Petunias give off a faint scent that becomes much more pronounced when the plants are grown en masse. However, their pollen is not considered an allergen.
Phlox pollen is not airborne and the plants are often suggested as an alternative to mums, for some late season color without the irritation so often caused by mums and its cousins in the Aster family.
Although rose pollen can be airborne, most roses do not trigger hay fever. Roses with dense petals release less pollen than single flowers. The worst culprits seem to be wild roses.
Sanpdragons are a great choice for both spring and fall gardens. The snapped shut flower that bees love to squeeze their way inside of tends to keep its pollen contained.
Most spring bulbs are self-pollinating. Although their pollen can become airborne, the flowers tend to be very low in pollen. This includes some of the most popular spring bloomers, including crocus, daffodils, hyacinthand tulips.
The cheery globes of Thrift’s (Ameria maritima) pink or white flowers rely on bees for pollination and should not cause hay fever sufferers any distress.
Verbena plants are suggested for attracting more pollinators to your garden.

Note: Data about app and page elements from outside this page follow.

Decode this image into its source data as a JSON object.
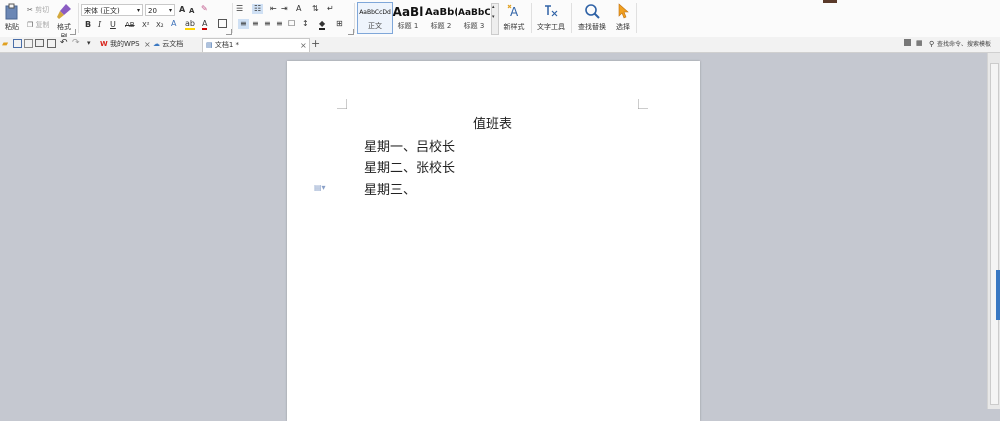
{
  "ribbon": {
    "paste": "粘贴",
    "cut": "剪切",
    "copy": "复制",
    "format_painter": "格式刷",
    "font_name": "宋体 (正文)",
    "font_size": "20",
    "grow_font": "A",
    "shrink_font": "A",
    "bold": "B",
    "italic": "I",
    "underline": "U",
    "strike": "AB",
    "superscript": "X²",
    "subscript": "X₂",
    "styles": [
      {
        "sample": "AaBbCcDd",
        "name": "正文"
      },
      {
        "sample": "AaBl",
        "name": "标题 1"
      },
      {
        "sample": "AaBb(",
        "name": "标题 2"
      },
      {
        "sample": "AaBbC",
        "name": "标题 3"
      }
    ],
    "new_style": "新样式",
    "text_tools": "文字工具",
    "find_replace": "查找替换",
    "select": "选择"
  },
  "tabbar": {
    "tabs": [
      {
        "label": "我的WPS"
      },
      {
        "label": "云文档"
      },
      {
        "label": "文档1 *"
      }
    ],
    "add_tab": "+",
    "search_placeholder": "查找命令、搜索模板"
  },
  "document": {
    "title": "值班表",
    "lines": [
      "星期一、吕校长",
      "星期二、张校长",
      "星期三、"
    ]
  },
  "colors": {
    "workspace_bg": "#c5c8d0",
    "accent": "#3a78c2",
    "wps_red": "#d9251c"
  }
}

Although they are rich in nectar and pollen, the pollen does not travel on the wind and should not affect people with hay fever.
The thick, sticky pollen of members of the viola family, including pansies, it too heavy to be caught up in the wind. These plants do not contribute to hay fever.
Although zinnias are part of the Aster family that contains so many plants that trigger hay fever, the newer hybrids do not appear to cause problems, for most people.